I warped up my Gilmore loom with linen back in June. The plan was for face cloths to be woven and hemmed and ready to go with the goat's milk soap I have ordered. The soap should be ready later in September and the face cloths need to be too. They will go into the CHH (Contemporary Handweavers of Houston) fall sale in November but also be available on our website. I love weaving face cloths. Ah, yes. The best laid plans...
Back at the beginning of July I wrote about having issues with the linen I had chosen for the outside or selvage edges. I had picked the yarn for it's color rather than for its suitability in the selvage. I started off using a temple to help keep the outer yarns straight and even and to block the possibility of draw in to help preserve the fabric's integrity. Well, rats. That didn't work. I was still wearing away those threads faster than I could weave past the thin spots. And why would I set up a system where I knew the outer threads weren't as strong as they should be? So I cut off the outer 3/4" on both sides of the warp. That was another failed attempt to make the warp work as it should.

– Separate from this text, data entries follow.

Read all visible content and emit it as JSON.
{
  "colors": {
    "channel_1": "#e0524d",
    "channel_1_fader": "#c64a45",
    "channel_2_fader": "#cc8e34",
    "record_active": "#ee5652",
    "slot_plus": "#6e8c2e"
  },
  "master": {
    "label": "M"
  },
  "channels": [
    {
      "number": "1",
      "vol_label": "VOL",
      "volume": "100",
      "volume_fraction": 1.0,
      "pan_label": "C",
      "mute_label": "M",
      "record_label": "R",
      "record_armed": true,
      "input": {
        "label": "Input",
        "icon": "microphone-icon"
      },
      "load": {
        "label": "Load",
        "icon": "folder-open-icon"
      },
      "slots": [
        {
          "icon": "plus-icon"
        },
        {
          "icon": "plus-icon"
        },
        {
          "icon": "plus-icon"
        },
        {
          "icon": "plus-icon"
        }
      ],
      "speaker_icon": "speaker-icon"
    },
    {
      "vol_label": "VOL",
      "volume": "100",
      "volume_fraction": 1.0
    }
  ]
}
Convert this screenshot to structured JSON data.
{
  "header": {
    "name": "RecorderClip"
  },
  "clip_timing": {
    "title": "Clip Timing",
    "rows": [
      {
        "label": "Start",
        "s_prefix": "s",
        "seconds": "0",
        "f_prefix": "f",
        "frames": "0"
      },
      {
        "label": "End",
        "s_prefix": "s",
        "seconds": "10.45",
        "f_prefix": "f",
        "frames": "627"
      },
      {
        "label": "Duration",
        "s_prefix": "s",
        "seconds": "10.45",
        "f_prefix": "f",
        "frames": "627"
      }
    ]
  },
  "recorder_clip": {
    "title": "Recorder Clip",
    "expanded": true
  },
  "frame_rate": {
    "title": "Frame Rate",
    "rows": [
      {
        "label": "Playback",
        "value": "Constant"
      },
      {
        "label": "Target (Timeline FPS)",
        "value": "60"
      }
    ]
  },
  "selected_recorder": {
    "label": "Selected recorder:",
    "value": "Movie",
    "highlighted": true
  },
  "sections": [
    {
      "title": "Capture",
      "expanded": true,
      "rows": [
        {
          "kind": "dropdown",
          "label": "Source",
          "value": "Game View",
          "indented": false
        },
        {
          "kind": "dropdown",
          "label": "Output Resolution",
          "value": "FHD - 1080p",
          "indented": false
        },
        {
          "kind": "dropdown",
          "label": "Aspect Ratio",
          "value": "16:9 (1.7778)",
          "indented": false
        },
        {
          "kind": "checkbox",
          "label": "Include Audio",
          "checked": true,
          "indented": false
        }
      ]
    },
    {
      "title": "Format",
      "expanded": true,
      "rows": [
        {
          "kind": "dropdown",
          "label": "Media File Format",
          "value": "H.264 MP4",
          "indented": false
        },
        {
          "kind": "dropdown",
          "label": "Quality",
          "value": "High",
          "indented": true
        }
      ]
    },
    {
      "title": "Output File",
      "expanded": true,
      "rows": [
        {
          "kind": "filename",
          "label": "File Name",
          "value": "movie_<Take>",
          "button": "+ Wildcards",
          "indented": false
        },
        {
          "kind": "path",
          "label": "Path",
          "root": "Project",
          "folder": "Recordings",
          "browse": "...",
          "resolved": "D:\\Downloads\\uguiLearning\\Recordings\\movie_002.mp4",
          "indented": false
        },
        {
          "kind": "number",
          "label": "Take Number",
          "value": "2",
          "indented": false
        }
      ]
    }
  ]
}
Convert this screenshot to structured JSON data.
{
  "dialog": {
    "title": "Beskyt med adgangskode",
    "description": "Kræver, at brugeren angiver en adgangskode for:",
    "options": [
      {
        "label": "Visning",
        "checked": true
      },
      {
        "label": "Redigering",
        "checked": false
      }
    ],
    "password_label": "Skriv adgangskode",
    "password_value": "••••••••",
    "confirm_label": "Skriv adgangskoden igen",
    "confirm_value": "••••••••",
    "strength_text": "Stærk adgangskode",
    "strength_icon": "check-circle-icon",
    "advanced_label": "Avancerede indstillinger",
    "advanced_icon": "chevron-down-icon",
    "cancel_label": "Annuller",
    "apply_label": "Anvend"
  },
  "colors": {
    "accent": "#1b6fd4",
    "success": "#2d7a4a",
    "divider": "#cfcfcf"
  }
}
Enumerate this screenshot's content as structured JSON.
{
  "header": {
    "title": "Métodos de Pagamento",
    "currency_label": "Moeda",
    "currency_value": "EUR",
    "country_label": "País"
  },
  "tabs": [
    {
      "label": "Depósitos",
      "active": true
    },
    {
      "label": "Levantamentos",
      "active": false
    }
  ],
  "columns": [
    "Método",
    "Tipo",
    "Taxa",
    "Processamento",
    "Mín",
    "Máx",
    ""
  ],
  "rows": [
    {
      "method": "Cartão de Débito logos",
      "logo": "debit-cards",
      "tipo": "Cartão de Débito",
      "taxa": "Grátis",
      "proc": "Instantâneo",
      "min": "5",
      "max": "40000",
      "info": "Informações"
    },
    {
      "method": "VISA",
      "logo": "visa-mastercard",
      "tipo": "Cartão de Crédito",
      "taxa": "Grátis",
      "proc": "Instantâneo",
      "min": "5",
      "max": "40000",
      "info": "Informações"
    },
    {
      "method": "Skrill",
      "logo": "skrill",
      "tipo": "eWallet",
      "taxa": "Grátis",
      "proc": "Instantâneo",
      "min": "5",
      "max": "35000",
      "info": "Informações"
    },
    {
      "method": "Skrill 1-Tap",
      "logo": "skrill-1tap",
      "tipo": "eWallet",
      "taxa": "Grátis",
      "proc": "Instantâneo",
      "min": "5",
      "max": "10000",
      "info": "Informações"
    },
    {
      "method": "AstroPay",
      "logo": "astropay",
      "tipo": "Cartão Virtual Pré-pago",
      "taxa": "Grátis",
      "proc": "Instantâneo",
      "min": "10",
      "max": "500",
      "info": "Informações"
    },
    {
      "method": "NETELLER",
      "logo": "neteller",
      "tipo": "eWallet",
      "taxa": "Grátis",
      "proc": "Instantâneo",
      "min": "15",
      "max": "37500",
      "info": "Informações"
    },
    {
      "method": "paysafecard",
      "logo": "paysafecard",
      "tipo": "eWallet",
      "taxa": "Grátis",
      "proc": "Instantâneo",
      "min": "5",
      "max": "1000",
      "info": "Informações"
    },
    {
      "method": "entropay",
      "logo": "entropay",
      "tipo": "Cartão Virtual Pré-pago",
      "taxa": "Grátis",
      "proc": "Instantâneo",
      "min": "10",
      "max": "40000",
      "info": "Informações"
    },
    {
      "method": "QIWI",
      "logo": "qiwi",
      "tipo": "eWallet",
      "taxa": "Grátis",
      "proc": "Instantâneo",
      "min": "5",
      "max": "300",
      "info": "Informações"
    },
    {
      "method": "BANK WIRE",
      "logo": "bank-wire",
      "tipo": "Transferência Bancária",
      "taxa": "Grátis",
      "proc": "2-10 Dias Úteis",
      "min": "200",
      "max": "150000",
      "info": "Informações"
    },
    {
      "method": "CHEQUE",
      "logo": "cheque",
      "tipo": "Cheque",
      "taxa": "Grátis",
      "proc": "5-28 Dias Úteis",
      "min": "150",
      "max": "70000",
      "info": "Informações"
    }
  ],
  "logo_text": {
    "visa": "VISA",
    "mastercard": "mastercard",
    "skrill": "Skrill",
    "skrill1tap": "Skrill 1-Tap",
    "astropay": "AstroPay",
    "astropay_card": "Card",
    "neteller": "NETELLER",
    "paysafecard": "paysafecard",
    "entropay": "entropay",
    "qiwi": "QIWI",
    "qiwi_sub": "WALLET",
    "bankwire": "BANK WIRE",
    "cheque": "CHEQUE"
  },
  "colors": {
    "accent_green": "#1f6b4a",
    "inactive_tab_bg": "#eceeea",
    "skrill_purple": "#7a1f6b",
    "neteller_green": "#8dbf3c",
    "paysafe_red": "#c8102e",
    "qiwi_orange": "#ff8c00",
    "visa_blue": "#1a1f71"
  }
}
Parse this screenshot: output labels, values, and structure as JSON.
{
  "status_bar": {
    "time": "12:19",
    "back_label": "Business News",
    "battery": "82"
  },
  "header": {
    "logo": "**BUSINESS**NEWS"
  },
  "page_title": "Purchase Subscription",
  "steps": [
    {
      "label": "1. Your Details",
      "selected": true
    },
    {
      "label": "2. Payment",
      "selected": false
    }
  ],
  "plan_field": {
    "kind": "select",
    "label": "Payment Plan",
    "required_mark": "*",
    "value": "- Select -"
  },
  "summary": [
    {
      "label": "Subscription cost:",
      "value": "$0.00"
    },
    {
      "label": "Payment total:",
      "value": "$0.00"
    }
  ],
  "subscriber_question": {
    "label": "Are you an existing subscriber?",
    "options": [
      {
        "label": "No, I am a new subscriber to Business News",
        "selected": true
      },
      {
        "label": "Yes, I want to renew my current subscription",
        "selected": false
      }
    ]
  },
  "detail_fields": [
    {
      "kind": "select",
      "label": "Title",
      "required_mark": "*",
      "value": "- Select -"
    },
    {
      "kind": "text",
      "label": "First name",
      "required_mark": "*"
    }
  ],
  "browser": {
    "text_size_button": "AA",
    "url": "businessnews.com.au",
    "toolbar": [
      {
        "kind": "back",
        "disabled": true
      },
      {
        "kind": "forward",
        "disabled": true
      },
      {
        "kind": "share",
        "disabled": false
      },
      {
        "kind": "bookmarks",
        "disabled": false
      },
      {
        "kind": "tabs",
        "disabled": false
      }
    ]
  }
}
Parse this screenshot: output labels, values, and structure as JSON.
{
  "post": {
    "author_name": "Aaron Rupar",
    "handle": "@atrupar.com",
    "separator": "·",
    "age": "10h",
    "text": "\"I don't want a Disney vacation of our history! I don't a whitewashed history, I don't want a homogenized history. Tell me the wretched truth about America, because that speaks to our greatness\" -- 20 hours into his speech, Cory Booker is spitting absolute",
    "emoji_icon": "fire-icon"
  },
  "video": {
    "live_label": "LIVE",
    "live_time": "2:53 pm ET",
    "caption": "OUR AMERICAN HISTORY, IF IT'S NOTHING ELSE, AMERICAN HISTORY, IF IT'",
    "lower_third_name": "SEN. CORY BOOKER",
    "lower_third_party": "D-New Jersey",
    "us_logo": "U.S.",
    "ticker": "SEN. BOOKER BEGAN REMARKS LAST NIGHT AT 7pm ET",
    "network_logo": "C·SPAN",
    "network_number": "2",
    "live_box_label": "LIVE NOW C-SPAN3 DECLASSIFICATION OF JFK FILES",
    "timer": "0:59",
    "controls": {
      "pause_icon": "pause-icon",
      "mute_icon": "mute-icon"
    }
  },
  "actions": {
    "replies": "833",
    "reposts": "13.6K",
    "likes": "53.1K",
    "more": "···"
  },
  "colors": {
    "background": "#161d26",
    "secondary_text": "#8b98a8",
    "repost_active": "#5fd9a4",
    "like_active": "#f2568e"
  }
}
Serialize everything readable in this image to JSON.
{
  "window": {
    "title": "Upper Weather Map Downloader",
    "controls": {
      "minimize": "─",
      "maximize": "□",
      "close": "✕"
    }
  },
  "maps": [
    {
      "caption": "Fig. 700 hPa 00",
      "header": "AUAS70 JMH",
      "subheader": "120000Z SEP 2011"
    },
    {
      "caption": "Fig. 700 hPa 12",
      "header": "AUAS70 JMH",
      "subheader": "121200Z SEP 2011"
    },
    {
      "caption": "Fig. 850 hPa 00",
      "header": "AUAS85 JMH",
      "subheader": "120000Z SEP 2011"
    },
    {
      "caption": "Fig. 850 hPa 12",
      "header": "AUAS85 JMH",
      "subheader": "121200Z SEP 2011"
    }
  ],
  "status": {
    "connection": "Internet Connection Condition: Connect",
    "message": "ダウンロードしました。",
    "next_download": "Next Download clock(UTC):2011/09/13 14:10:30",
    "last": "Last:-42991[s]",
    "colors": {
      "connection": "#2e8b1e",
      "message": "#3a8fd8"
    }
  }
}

There is a saying that weavers are very familiar with - A dog on the loom is a dog on the loom. The bottom line is if it drives you crazy to look at it and you can't manage to convince yourself to weave it, you are better off cutting the damn thing off and moving on to your next project. A dog can sit on the loom for years and all it does is tie up your loom and drive you crazy. That was where I had gotten with this warp. I would walk by it. I would think about it. I would occasionally sit at the loom. But I couldn't make myself weave it. No amount of wishing would make that warp right so it needed to go away.
Cutting the warp off your loom is troubling, exhilarating, liberating and traumatic. Yes, you are wasting all that yarn. Yes, you are losing all the time you spent getting it on the loom. Yes, you are stating out loud to the universe that you have failed. But you are also releasing all that time and attention and focus and energy back into the great unknown for other weavers to use. OK. That may be a little odd, a little crystal gazingly spiritually metaphysical but I sort of like it. Maybe that energy will help some other weaver in the middle of the night get that last kitchen towel or scarf finished so it's ready for a show.
For now I'm warping the Gilmore again. This time I'm using Claudia Hand Painted Linen yarn for the selvages and throughout the warp. This is 14/2 lace linen which works just as well in weaving as it does in knitting. And it is nearly the same size as 16/2 line linen that I have in two colors - natural and bleached. For weft I have a bit of my hand spun linen left as well as 16/1 line linen in various bright and bold colors, some loosely spun linen that won't work for warp but is lovely in the weft and plenty of the warp yarns to use in the weft also. I also have a variety of other yarns I could use - 10/2 cotton left over from the apron fabric I wove earlier this year and some new heavy hemp yarn. Oh, and lots and lots of wonderful cottolin in lots of colors. I think this next run of face cloths will be as lovely as any I've done. Once I have some finished I'll let you be the judge.